Start of Data supplied

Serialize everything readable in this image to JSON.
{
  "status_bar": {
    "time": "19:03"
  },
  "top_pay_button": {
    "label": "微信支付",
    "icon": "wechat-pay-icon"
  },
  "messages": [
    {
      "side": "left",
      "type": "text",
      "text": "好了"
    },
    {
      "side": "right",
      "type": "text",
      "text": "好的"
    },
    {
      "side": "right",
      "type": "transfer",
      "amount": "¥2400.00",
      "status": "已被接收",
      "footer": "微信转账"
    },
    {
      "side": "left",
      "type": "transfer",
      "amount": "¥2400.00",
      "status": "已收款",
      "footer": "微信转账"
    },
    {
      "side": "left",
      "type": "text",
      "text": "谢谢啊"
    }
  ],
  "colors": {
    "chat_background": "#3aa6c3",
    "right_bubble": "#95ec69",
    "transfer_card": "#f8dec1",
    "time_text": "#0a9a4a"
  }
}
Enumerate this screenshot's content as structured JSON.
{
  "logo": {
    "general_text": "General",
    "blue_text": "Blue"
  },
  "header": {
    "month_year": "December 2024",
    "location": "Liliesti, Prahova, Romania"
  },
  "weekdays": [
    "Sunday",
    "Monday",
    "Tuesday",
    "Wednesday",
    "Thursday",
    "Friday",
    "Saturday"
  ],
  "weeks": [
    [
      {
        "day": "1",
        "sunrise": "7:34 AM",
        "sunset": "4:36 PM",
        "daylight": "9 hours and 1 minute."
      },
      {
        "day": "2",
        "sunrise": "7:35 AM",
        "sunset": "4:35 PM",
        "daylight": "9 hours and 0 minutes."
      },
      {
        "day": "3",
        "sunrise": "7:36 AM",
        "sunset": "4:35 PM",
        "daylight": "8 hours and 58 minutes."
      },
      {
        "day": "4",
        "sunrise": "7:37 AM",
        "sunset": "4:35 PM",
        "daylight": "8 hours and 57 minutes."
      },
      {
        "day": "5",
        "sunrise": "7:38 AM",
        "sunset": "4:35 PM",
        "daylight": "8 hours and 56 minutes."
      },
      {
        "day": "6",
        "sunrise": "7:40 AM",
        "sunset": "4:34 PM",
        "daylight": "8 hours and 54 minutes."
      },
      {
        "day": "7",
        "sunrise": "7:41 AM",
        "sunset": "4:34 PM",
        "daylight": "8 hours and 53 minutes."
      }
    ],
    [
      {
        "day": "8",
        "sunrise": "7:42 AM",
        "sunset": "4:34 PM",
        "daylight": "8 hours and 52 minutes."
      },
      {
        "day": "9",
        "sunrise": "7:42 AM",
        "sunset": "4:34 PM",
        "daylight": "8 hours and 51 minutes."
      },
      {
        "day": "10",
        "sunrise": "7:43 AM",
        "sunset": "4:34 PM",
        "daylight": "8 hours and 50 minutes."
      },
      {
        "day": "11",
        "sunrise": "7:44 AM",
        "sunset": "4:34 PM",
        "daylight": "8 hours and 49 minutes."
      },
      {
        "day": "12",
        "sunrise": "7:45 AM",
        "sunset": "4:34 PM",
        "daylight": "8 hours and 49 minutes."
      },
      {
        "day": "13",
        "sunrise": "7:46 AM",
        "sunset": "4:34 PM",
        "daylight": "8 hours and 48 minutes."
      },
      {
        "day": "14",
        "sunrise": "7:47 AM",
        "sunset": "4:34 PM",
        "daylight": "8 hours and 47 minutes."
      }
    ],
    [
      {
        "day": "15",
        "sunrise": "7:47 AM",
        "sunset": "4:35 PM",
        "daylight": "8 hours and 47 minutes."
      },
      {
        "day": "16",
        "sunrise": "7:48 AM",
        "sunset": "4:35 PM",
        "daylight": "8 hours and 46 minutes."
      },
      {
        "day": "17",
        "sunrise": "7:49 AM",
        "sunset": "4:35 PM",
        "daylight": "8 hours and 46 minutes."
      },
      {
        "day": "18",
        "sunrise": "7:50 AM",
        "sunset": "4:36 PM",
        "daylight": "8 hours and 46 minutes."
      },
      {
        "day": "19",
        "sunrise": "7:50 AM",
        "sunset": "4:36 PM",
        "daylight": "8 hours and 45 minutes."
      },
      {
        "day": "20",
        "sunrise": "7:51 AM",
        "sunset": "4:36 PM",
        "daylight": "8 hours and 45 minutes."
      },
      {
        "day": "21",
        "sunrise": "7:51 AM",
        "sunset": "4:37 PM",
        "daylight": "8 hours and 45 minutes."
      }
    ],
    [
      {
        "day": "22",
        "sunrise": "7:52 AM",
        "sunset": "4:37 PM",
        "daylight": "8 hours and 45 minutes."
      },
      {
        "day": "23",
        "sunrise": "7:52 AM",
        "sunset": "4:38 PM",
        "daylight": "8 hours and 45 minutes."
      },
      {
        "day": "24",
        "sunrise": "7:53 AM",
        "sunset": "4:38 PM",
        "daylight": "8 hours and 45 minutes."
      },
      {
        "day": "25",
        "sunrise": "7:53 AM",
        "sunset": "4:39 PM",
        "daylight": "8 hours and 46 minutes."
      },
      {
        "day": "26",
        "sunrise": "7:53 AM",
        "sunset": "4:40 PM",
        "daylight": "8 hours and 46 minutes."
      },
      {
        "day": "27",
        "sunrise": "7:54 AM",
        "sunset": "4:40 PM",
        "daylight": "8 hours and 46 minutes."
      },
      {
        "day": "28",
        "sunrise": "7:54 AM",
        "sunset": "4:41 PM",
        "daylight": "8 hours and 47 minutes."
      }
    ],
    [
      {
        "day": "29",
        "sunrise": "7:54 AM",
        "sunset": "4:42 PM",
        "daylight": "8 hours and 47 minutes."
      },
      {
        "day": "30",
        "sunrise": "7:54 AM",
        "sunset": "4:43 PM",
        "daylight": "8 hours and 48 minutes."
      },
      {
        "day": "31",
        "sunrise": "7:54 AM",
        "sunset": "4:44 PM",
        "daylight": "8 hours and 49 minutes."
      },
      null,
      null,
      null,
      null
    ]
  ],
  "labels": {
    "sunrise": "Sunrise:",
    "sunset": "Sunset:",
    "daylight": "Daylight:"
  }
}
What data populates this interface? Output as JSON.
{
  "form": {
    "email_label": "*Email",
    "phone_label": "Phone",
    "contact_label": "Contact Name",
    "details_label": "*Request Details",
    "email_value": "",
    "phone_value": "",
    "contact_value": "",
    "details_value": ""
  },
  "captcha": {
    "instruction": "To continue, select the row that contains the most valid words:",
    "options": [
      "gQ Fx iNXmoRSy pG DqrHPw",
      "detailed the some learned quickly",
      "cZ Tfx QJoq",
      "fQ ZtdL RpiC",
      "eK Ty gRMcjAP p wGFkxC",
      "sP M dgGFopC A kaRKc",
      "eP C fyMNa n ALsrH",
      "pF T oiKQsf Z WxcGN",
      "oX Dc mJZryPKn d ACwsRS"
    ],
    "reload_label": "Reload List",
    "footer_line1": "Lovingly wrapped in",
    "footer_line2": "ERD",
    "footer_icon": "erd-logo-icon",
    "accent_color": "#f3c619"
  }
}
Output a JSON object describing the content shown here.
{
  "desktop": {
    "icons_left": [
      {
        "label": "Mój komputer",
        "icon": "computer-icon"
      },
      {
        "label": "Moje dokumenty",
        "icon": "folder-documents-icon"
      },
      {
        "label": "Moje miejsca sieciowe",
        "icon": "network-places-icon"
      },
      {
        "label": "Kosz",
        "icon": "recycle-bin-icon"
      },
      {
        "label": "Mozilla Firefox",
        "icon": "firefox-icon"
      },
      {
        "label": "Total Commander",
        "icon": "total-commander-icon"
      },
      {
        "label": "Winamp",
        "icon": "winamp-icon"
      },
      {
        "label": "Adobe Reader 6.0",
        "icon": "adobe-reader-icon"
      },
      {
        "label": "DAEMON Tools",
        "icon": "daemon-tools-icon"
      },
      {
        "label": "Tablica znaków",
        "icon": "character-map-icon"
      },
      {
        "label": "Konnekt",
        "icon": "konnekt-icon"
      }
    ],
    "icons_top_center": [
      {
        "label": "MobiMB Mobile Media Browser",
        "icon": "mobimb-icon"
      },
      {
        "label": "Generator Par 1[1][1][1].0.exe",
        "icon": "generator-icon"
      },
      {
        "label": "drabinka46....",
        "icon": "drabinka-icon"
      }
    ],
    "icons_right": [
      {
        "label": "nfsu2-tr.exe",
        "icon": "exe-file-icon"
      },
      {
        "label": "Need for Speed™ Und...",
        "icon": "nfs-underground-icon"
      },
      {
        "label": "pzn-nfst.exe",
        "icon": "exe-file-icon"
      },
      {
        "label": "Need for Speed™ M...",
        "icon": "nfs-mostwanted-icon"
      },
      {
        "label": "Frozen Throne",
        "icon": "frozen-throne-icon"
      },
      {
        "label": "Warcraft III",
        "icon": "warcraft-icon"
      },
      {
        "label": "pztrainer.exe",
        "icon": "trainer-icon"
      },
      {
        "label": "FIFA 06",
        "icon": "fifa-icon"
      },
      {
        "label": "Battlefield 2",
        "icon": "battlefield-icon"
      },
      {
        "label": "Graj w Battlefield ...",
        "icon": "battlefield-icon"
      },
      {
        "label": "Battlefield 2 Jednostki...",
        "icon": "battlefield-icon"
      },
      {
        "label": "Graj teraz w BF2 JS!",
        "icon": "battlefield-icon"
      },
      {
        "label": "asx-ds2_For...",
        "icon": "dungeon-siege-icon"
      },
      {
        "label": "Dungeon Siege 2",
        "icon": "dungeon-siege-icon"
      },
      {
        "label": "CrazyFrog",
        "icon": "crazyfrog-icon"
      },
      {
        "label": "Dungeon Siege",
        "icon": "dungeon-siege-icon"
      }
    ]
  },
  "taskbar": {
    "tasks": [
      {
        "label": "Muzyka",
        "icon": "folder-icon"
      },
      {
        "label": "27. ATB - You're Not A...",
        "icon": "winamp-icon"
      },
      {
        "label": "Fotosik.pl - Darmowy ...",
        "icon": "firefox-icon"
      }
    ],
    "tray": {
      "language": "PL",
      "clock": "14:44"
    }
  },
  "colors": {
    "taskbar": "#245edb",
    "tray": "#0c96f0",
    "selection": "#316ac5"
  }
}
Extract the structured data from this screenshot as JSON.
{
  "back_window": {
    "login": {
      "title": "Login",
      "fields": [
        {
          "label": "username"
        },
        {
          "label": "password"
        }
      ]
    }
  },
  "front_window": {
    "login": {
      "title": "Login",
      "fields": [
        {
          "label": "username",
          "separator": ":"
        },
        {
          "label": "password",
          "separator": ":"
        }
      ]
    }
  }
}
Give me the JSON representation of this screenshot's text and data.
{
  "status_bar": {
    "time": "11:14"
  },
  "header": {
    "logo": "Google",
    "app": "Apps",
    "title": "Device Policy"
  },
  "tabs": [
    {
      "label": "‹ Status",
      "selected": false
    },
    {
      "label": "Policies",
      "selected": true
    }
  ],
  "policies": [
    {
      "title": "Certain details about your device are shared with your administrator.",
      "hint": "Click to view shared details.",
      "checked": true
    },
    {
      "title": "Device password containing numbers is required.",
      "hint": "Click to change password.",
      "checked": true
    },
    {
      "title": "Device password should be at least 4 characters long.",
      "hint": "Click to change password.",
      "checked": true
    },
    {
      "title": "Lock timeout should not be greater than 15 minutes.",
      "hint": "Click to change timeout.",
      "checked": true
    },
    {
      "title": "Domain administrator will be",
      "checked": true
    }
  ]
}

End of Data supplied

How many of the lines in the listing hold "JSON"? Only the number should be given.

> Reply to the task: 6